One of the longest holes in the state of Arizona greets you at the 14th tee – a 648-yard par 5 – where you can shave off some distance if you hug the right side and manage to keep your ball in play. The green is wide open in front for run-ons but tricky to putt.

No. 18 completes the loop with a classic 466-yard par-4 that plays uphill; water threatens on the left. The green complex is a sloping affair with a bunker on the right; par here deserves special notation on the card.

Practice facilities at Torres Blancas include an all-turf driving range, putting and chipping greens. After the round, golfers can relax at The Grill at Torres Blancas restaurant.

Expert golf instruction and most importantly, custom club fitting, is available at Torres Blancas from Gary Blaisdell and his Blaisdell Performance Systems teaching staff. Gary has been improving player’s games and customizing their equipment for over 30 years for one very simple reason; his players improve. If your goal is playing more enjoyable golf than you do today, ask Gary to help. He’ll have you authoring those precise golf shots you’ve often seen, but now they’ll be coming off your own clubface.

Torres Blancas is part of Tucson’s Wildcat Trail network, which offers discount pricing at seven of the Tucson area’s top golf facilities. Directly across the street is Canoa Ranch Golf Club, another quality layout in Green Valley and the sister course to Torres Blancas; ask about the memberships that provide equal access to the two courses.

Read the Arizona Golf Course List AZGA Player’s Arizona Golf Course Review for every golf course in Arizona at

It’s “All Things Arizona Golf” from the Arizona Golf Authority.

Oro Valley Southern Arizona Tucson

The Views Golf Club at Oro Valley

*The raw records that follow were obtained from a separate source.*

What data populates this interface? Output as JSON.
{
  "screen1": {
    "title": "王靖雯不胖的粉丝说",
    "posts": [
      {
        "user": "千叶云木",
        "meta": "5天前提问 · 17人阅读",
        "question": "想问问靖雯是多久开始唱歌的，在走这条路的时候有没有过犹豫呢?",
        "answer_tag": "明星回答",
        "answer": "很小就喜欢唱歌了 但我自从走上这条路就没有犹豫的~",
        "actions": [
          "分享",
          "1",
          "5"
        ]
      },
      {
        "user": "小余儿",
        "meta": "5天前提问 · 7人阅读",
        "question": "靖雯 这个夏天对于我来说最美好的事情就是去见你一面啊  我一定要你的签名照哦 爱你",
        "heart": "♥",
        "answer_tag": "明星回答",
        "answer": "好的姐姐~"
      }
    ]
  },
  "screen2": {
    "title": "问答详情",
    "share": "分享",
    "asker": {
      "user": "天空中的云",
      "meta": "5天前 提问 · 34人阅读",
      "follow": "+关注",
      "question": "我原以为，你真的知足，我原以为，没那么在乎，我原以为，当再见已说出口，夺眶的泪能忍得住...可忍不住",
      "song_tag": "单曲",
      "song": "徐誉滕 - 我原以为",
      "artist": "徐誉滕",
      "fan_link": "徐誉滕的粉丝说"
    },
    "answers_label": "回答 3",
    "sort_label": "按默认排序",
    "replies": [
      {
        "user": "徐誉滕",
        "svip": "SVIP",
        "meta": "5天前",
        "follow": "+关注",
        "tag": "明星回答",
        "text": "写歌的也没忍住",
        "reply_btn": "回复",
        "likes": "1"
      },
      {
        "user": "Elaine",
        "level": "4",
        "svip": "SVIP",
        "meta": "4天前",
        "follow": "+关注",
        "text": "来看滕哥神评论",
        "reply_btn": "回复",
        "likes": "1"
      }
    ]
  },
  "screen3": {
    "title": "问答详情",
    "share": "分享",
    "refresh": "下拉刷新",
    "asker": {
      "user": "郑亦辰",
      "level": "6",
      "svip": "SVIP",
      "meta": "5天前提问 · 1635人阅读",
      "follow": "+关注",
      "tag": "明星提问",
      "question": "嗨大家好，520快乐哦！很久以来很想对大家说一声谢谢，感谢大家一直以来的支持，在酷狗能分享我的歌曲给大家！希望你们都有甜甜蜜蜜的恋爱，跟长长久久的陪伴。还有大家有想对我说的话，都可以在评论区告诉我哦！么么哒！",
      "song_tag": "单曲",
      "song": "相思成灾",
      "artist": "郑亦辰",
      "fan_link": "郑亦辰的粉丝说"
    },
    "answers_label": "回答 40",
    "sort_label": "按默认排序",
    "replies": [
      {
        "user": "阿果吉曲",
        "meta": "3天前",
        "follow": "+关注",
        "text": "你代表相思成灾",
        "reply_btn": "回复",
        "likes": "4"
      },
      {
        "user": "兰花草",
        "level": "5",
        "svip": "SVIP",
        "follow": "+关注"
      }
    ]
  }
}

Arizona Golf Authority AZGA Arizona Golf Course Review: Built in 1986 as a private course called Sun City Vistoso north of Tucson, the Views Golf Course now operates as a public facility that was renamed to reflect the panoramic views of the sprawling Santa Catalina Mountains.

The Views, designed by Greg Nash and Jeff Hardin, is a community-owned facility that blends well with its scenic surroundings north of Tucson with large, rolling greens that are slightly elevated.

The front nine meanders through dry washes and arroyos, while the back climbs to higher elevations up to 2,600 feet with elevated tee shots, sharp doglegs and excellent mountain views. Four sets of tees range from 5,111 to 6,715 yards, with a rating of 72.4 and slope of 137 from the tips.

Each nine has an excellent finishing hole. The ninth, a par-4 of 399 yards, has been voted as one of Tucson’s “18 Dream Holes.” It features a split fairway on a hole where the best play is to lay up as close as possible to the edge of large bluff in order to shoot for a green that is surrounded on the right side and behind by a series of large bunkers.

Right behind it, the par-4 10th, at 408 yards, is the only hole with water in play; a lake threatens the left side of the fairway, a smaller pond lurks on the right.

The par-4 18th plays at just 349 yards from the back tee, but a pot bunker at the end of the fairway seems to attract more than its share of shots. The approach shot must be precise as bunkers guarding the entire front portion of the green swallow up anything short and a large bunker positioned in back grabs everything long.

The Views offers annual passes as well as daily-fee rates and has popular 9- and 18-hole leagues for men, women and couples that play weekly events. Members are allowed to use private carts. Amenities include an all-turf driving range and complete short-game practice area. The full-service restaurant called The Café, offers a patio that overlooks the course and provides an excellent spot for post-round libations and scenic mountain views.

Read the Arizona Golf Course List AZGA Player’s Arizona Golf Course Review for every golf course in Arizona at

It’s “All Things Arizona Golf” from the Arizona Golf Authority.